> _Exercise aim_:
Whenever a line in the entries below contains "circle", copy that line.

> _Exercise inputs_:
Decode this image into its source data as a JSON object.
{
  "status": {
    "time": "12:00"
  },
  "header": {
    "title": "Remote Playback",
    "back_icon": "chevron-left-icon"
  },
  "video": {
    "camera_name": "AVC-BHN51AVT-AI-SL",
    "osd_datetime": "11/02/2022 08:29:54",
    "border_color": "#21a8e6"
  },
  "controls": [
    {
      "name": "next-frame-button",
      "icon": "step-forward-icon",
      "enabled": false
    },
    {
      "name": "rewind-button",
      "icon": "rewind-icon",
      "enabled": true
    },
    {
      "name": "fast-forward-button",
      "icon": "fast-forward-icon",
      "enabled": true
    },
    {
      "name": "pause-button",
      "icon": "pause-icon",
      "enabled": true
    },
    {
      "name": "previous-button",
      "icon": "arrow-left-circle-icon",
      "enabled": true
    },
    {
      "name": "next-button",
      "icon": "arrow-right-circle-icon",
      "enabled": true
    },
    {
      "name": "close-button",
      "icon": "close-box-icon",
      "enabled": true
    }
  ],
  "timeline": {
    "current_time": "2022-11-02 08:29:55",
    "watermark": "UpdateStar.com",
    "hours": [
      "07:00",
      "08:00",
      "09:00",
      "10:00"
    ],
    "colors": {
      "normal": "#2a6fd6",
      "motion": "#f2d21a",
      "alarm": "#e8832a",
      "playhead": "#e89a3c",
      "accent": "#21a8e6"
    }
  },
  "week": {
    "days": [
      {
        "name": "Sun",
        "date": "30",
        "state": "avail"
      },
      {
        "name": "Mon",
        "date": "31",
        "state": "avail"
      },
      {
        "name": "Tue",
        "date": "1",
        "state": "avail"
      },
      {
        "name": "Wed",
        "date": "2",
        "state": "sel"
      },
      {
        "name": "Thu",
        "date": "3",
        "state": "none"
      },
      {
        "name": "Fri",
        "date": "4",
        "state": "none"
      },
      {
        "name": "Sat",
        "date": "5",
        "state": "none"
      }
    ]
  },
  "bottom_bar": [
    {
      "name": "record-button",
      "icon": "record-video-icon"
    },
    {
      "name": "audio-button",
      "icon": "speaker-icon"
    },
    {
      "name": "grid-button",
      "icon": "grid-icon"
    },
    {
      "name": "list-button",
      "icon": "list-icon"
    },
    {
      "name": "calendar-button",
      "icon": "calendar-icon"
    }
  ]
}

> _Response_:
      "icon": "arrow-left-circle-icon",
      "icon": "arrow-right-circle-icon",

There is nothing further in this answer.